Narrator: This is Science Today. Parrots and songbirds are actually each other's closest relatives; falcons are only distant cousins to other birds of prey; and turkey vultures are no longer in the same group as storks. These are just some of the findings of a genetic study that reshuffled the bird's family tree. Ornithologist Raurie Bowie of the University of California, Berkeley was part of a team of scientists who published these new findings, but he says there will still probably be more surprises ahead.

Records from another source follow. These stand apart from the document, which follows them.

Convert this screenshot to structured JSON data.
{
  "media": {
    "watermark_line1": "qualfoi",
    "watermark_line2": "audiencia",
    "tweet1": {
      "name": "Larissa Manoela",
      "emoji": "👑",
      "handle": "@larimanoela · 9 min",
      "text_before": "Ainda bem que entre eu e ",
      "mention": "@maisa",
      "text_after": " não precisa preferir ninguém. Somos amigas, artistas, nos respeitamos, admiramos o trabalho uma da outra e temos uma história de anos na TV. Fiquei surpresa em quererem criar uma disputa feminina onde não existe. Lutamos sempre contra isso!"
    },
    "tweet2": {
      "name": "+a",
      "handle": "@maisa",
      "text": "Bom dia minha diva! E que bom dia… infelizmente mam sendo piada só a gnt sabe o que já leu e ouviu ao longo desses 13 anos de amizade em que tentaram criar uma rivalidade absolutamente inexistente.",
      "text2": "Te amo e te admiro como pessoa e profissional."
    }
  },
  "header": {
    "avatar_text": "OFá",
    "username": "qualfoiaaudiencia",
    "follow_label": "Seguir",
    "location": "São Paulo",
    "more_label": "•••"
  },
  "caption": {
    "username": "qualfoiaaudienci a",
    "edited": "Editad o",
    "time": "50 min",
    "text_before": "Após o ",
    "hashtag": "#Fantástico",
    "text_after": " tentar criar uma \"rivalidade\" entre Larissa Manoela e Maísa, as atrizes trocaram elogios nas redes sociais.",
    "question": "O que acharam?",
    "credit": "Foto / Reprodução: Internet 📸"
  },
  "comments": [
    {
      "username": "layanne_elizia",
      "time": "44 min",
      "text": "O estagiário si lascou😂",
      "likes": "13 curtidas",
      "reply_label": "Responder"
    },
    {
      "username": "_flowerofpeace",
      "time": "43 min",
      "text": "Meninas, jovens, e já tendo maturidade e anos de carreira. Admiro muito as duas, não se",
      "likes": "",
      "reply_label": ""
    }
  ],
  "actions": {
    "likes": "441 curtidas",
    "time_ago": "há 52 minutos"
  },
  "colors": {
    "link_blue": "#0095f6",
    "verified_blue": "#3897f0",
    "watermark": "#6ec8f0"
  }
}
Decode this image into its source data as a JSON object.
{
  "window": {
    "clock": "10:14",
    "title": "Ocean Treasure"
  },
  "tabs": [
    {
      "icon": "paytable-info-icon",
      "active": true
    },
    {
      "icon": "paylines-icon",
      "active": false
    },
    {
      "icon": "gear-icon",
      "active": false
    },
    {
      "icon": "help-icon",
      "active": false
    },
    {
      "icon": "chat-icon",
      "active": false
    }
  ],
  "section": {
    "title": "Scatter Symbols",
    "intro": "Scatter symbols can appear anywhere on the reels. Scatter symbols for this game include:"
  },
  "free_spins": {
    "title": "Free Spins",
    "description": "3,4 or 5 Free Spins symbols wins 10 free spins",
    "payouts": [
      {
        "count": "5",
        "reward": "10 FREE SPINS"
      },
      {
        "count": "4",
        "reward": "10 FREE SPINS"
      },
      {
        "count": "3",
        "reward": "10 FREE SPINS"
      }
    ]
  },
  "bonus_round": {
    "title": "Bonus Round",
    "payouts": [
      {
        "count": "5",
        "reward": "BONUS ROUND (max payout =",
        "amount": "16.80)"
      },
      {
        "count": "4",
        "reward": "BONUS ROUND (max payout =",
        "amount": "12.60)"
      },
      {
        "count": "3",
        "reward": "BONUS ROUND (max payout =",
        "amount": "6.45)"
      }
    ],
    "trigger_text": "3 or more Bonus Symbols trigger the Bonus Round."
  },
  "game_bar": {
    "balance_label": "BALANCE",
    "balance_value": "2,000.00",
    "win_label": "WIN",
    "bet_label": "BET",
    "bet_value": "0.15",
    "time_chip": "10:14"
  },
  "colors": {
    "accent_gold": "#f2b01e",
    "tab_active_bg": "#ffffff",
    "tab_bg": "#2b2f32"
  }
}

Bowie: That's what science is - science is about making progress, developing a new hypothesis, exploring that. I'm sure we're going to find some things that are going to still change in the future. I wouldn't say that we know how everything is related, we still have birds like the hoatzin, which is the only bird that actually has a physical claw on its wing. We have no idea what that bird is related to. So, we're answered some of the questions, but we're not the whole way there and as technology improves and continues to get better, we're going to be able to do more and more and more.
Narrator: For Science Today, I'm Larissa Branin.